Beyoncé has done it again.
It may have been nearly impossible to top the cinematography of "Lemonade" (2016) and "Homecoming" (2018), but the singer has matched — if not surpassed — them with "Black Is King." Disney+ released her new visual album, "Black is King," at midnight Thursday, and fans have been abuzz ever since.
From love for "Momyoncé" and Blue Ivy to celebrating dark skin and African cultures, here's a sampling of their reactions:
People fell hard for a softer side of the fierce showstopper revealed in the visual album, which is dedicated to Beyoncé's son, Sir Carter.
— i am... wigless™ (@GETMEBODlED) July 31, 2020
And folks were simultaneously shocked and awed by how fast Blue Ivy has grown up:
— kamala (@seluliwe_) July 31, 2020
— Yoncé Vocals⁷ (@YonceVocals) July 31, 2020
— yoncemyname (@YonceMy) July 31, 2020
But the stanning didn't stop there. Among others, the album features former Destiny's Child member Kelly Rowland, which Twitter users leaned into.
— philip lewis (@Phil_Lewis_) July 31, 2020
Extremely cute and sweet screen caps of Beyoncé and Kelly Rowland! I love them so much. 😭💕 pic.twitter.com/4M6fEHU5iN
— N*rma (@CeIestialPussy) July 31, 2020
And although the album has faced some backlash from abroad for African images some thought were stereotypical, many Twitter users — including Ghanaian singer Shatta Wale, who is featured on the track "Already" — responded well to its portrayal of African nations.
Thank you My Queen for believing in my talent and giving me a platform to share my good message to the world ...God will forever bless you 🙏🏻 #symbolofhope #Already #BlackIsKing #ShattaIsKing @beyonce pic.twitter.com/iqs3ND80WU
— SHATTA WALE (@shattawalegh) July 31, 2020

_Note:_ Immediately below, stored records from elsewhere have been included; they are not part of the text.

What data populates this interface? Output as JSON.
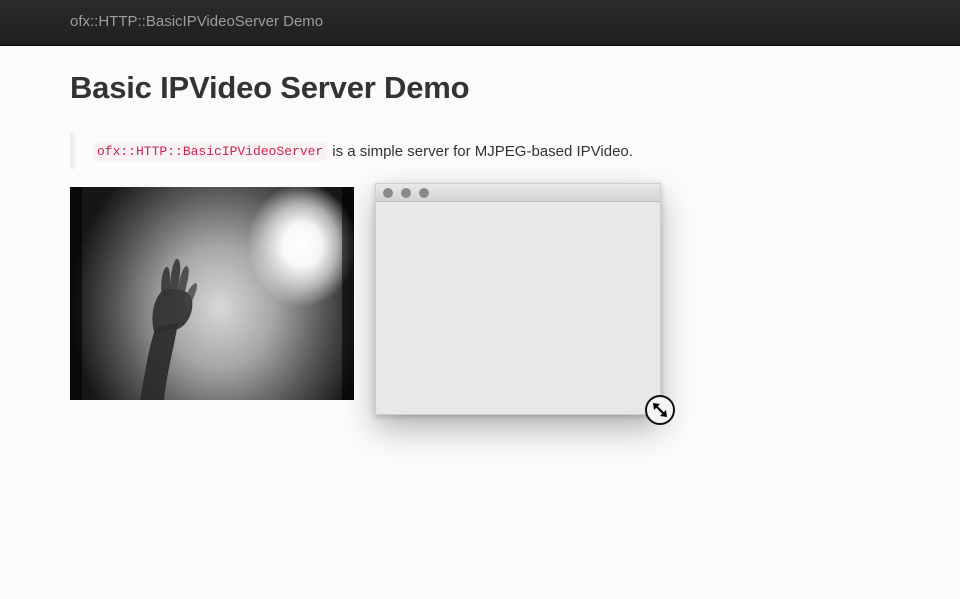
{
  "navbar": {
    "brand": "ofx::HTTP::BasicIPVideoServer Demo"
  },
  "page": {
    "title": "Basic IPVideo Server Demo",
    "intro_code": "ofx::HTTP::BasicIPVideoServer",
    "intro_text": "is a simple server for MJPEG-based IPVideo."
  },
  "video": {
    "icon": "video-stream"
  },
  "popup_window": {
    "buttons": [
      "close-icon",
      "minimize-icon",
      "zoom-icon"
    ]
  },
  "cursor": {
    "icon": "resize-diagonal-icon"
  },
  "colors": {
    "navbar": "#222222",
    "code_text": "#c7254e",
    "code_bg": "#f9f2f4"
  }
}
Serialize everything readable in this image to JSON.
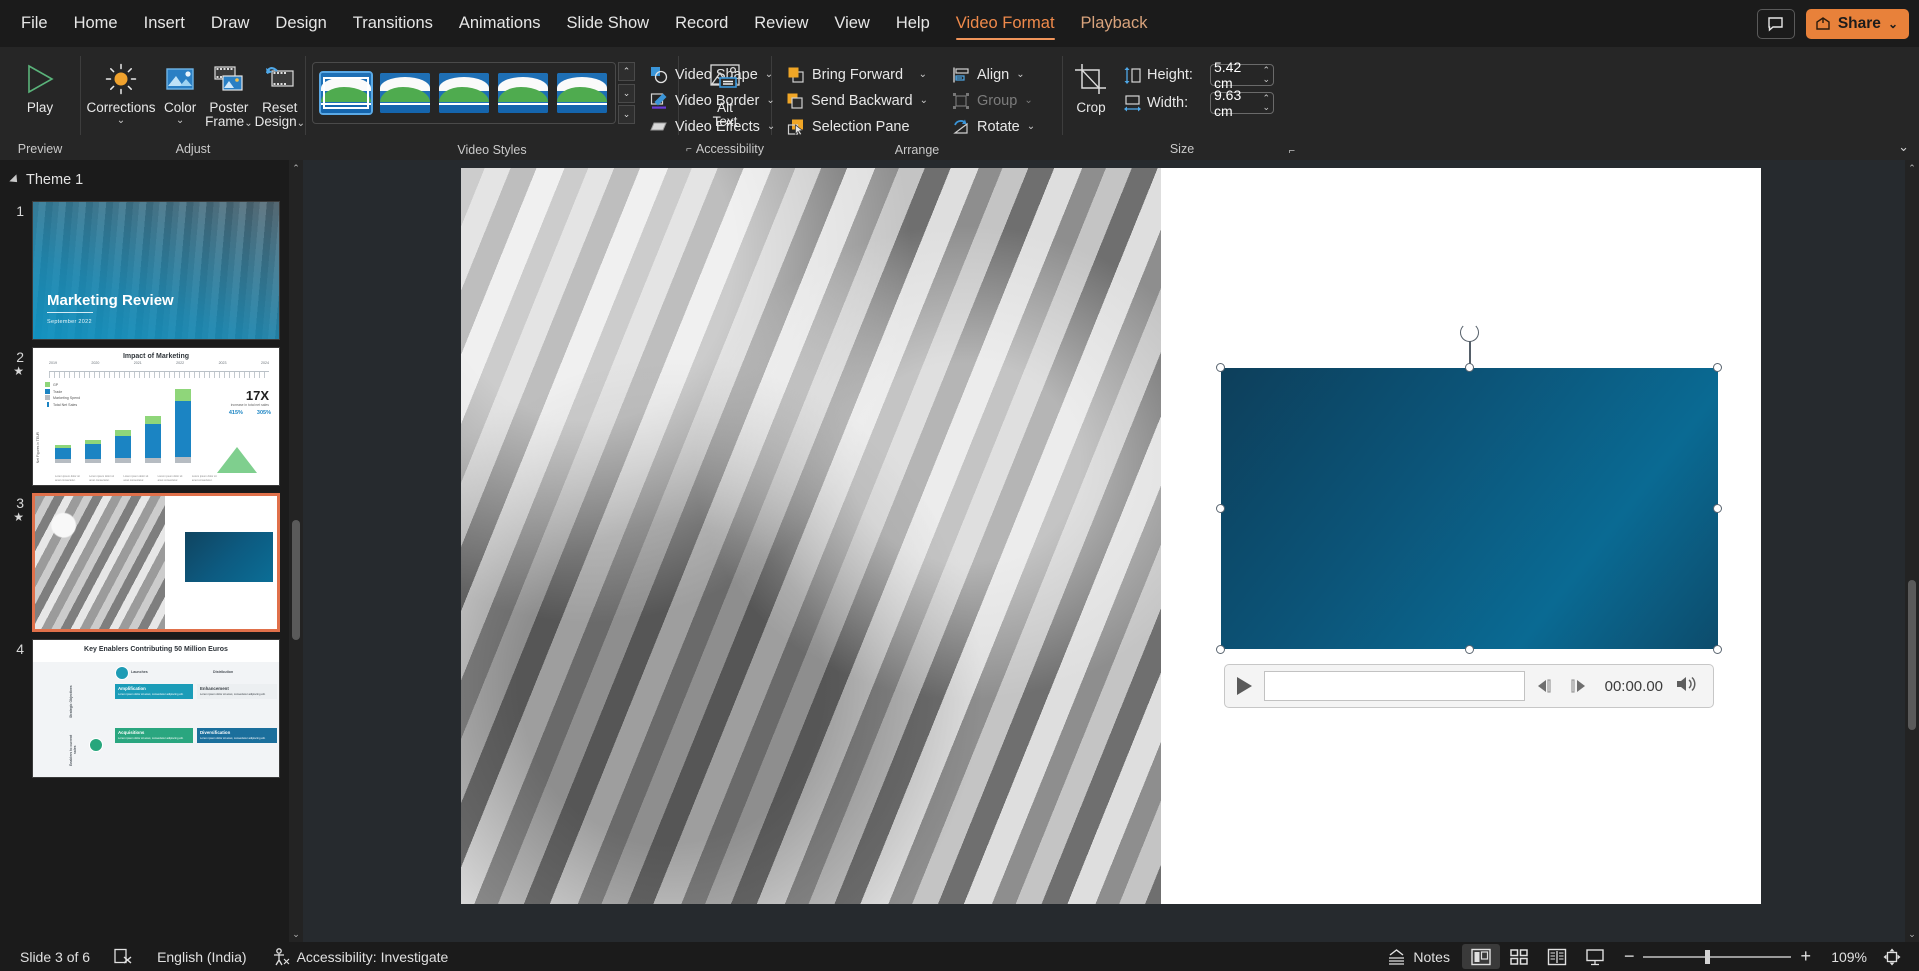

Y’all said she was only showing Africans in huts. She gave y’all mansions!
Y’all said the film wouldn’t show in Africa. She released the film on a Major African Network for Free!
Y’all said she was only showing Old Africa. She gave y’all Africa through Generations! #BlackIsKing pic.twitter.com/TK65nVvNaF
— Black Lives Matter (@QueenJay2017) July 31, 2020
Yet Beyoncé made sure to go beyond just representing dark-skinned Black women; she depicted dark-skinned Asian women too.
It makes me so happy and proud that Beyoncé included dark-skinned Indians. This is really a big deal
South indians are discriminated against in our own country for being brown.
Representation matters! 🤎🤎🤎🤎#BlackIsKing pic.twitter.com/vUZGLJ5QwS
— adriana (@highbydabeach) July 31, 2020